However, if that same individual drew down his annual earnings by spending $100,000 each year, then at no point during the two years in question did his account balance exceed $100,000, with the result that his Title 26 penalty will total $27,500.

So why the inconsistent treatment that rewards the spender versus the saver? While adopting a total-inflows method would prevent disparate treatment, the IRS was clearly uninterested in the mathematical and records-examination challenges that would result. In other words, the Service favored ease of administration.

As a final example, consider the unlucky US owner of a willfully undisclosed foreign account that held only high-volatility stocks. In one plausible scenario, his account balance, over the maximum 2004-2011 look-back period, could have swung from $500,000 to $3,000,000 at the height of the real estate bubble. That same stock could have then imploded, dropping his current account value back down to the $500,000 where it started. His ultimate wealth never changed from the beginning to the end of the eight-year period, but because he had $3 million of paper wealth at one point in time, his Title 26 penalty in OVDP totals $825,000 – more money than he actually now has in account value. Unfair? Quite possibly. But at every turn, ease of administration and certainty of outcome remain the animating principles behind the program.

Strategic Issues in OVDP

Having discussed just three of the many ways in which OVDP yields perverse results, it should be clear that this is not a simple program. It is therefore incumbent on any professional not working in the OVDP area to connect such clients with a qualified tax attorney.

In particular, the matter should not be referred directly to an accountant. While this is the default mental association of many attorneys and the general public when confronted with tax issues, an accountant directly handling an OVDP matter is a client prison sentence in the making.

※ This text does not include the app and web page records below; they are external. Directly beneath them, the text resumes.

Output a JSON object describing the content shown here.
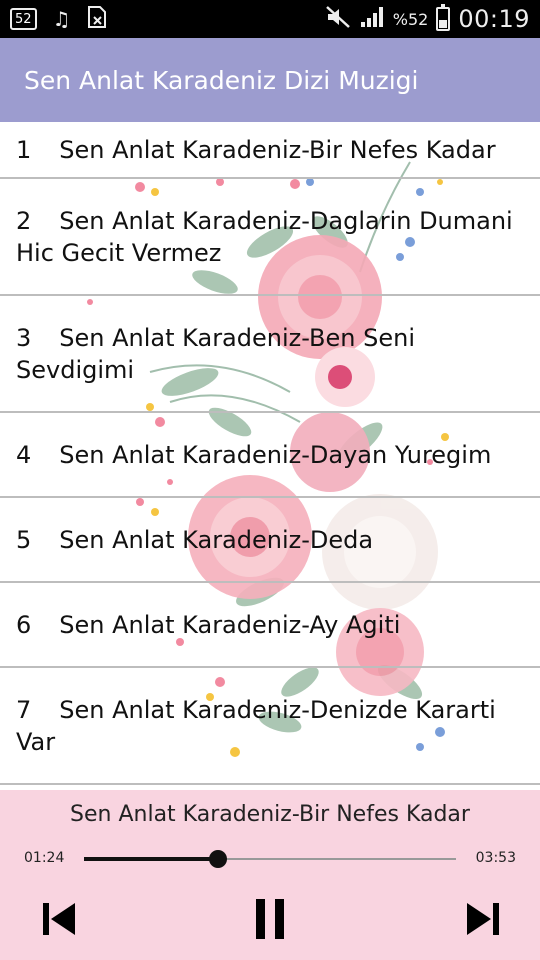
{
  "status_bar": {
    "notif_badge": "52",
    "battery_text": "%52",
    "battery_level": 0.52,
    "clock": "00:19",
    "icons": [
      "message-icon",
      "music-note-icon",
      "sim-off-icon",
      "mute-icon",
      "signal-icon",
      "battery-icon"
    ]
  },
  "app_bar": {
    "title": "Sen Anlat Karadeniz Dizi Muzigi",
    "color": "#9c9ccf"
  },
  "tracks": [
    {
      "number": "1",
      "title": "Sen Anlat Karadeniz-Bir Nefes Kadar"
    },
    {
      "number": "2",
      "title": "Sen Anlat Karadeniz-Daglarin Dumani Hic Gecit Vermez"
    },
    {
      "number": "3",
      "title": "Sen Anlat Karadeniz-Ben Seni Sevdigimi"
    },
    {
      "number": "4",
      "title": "Sen Anlat Karadeniz-Dayan Yuregim"
    },
    {
      "number": "5",
      "title": "Sen Anlat Karadeniz-Deda"
    },
    {
      "number": "6",
      "title": "Sen Anlat Karadeniz-Ay Agiti"
    },
    {
      "number": "7",
      "title": "Sen Anlat Karadeniz-Denizde Kararti Var"
    }
  ],
  "player": {
    "now_playing": "Sen Anlat Karadeniz-Bir Nefes Kadar",
    "current_time": "01:24",
    "total_time": "03:53",
    "progress": 0.36,
    "background": "#f9d4e0"
  }
}
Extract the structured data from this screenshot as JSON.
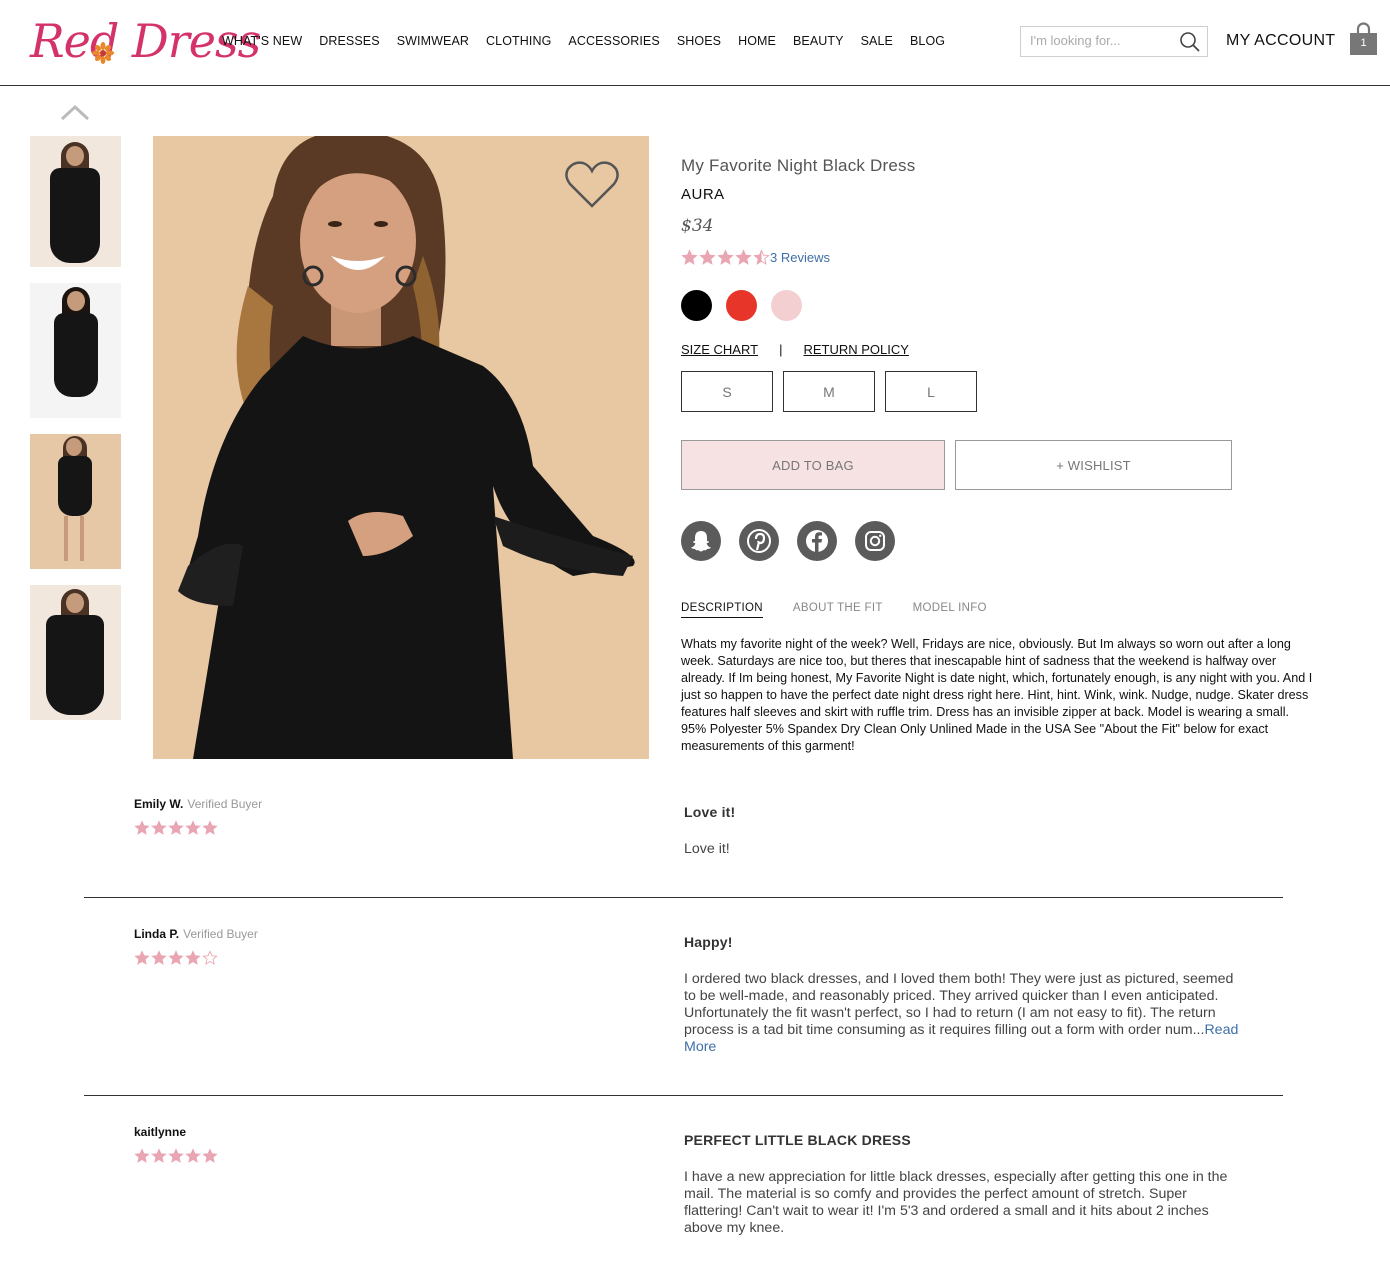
{
  "brand": {
    "logo_text": "Red Dress"
  },
  "nav": {
    "items": [
      "WHAT'S NEW",
      "DRESSES",
      "SWIMWEAR",
      "CLOTHING",
      "ACCESSORIES",
      "SHOES",
      "HOME",
      "BEAUTY",
      "SALE",
      "BLOG"
    ]
  },
  "search": {
    "placeholder": "I'm looking for...",
    "icon": "search-icon"
  },
  "account": {
    "label": "MY ACCOUNT",
    "bag_count": "1"
  },
  "product": {
    "title": "My Favorite Night Black Dress",
    "brand": "AURA",
    "price": "$34",
    "rating": 4.5,
    "reviews_label": "3 Reviews",
    "swatches": [
      "#000000",
      "#e8352a",
      "#f3cfd2"
    ],
    "size_chart": "SIZE CHART",
    "separator": "|",
    "return_policy": "RETURN POLICY",
    "sizes": [
      "S",
      "M",
      "L"
    ],
    "add_to_bag": "ADD TO BAG",
    "wishlist": "+ WISHLIST",
    "social": [
      "snapchat-icon",
      "pinterest-icon",
      "facebook-icon",
      "instagram-icon"
    ],
    "tabs": [
      "DESCRIPTION",
      "ABOUT THE FIT",
      "MODEL INFO"
    ],
    "description": "Whats my favorite night of the week? Well, Fridays are nice, obviously. But Im always so worn out after a long week. Saturdays are nice too, but theres that inescapable hint of sadness that the weekend is halfway over already. If Im being honest, My Favorite Night is date night, which, fortunately enough, is any night with you. And I just so happen to have the perfect date night dress right here. Hint, hint. Wink, wink. Nudge, nudge. Skater dress features half sleeves and skirt with ruffle trim. Dress has an invisible zipper at back. Model is wearing a small.  95% Polyester 5% Spandex  Dry Clean Only  Unlined  Made in the USA See \"About the Fit\" below for exact measurements of this garment!"
  },
  "reviews": [
    {
      "name": "Emily W.",
      "verified": "Verified Buyer",
      "stars": 5,
      "title": "Love it!",
      "body": "Love it!",
      "read_more": ""
    },
    {
      "name": "Linda P.",
      "verified": "Verified Buyer",
      "stars": 4,
      "title": "Happy!",
      "body": "I ordered two black dresses, and I loved them both! They were just as pictured, seemed to be well-made, and reasonably priced. They arrived quicker than I even anticipated. Unfortunately the fit wasn't perfect, so I had to return (I am not easy to fit). The return process is a tad bit time consuming as it requires filling out a form with order num...",
      "read_more": "Read More"
    },
    {
      "name": "kaitlynne",
      "verified": "",
      "stars": 5,
      "title": "PERFECT LITTLE BLACK DRESS",
      "body": "I have a new appreciation for little black dresses, especially after getting this one in the mail. The material is so comfy and provides the perfect amount of stretch. Super flattering! Can't wait to wear it! I'm 5'3 and ordered a small and it hits about 2 inches above my knee.",
      "read_more": ""
    }
  ],
  "colors": {
    "star": "#e9a6b2",
    "link": "#3f6fa8",
    "brand": "#d4326b",
    "bag_button": "#f6e1e3"
  }
}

Unlike certain garden-variety tax controversies, undisclosed foreign accounts are a potential criminal matter, and disclosures made to a non-attorney could very much be of interest to the IRS or the Department of Justice – and the comparatively weaker accountant privilege would do little to protect those client disclosures.

Instead, foreign account clients should be encouraged to consult with, and if appropriate retain, a tax attorney, placing the strength of the attorney-client privilege as a firewall between the client and the government’s prying eyes. Then, and only then, should thoughts turn to the OVDP requirement of amended tax returns. When this becomes necessary, the tax attorney can retain the appropriate accountancy under a Kovel letter that extends certain attorney-client protections, particularly work-product protections, to the accountant. These critical steps ensure that the client emerges from his predicament with the best possible outcome.

Byline: Attorney Andrew L. Jones practices in tax law, business law, and estate planning from offices in San Francisco and San Diego. Jones received his J.D. and LL.M. in taxation from Loyola Law School, and posts regular updates and analysis on OVDI and OVDP at www.AndrewLJones.com. He can be reached at .

*Note: this article appeared in the Summer 2013 issue of San Francisco Attorney, published by the Bar Association of San Francisco.

Posted in US Reporting of Foreign Accounts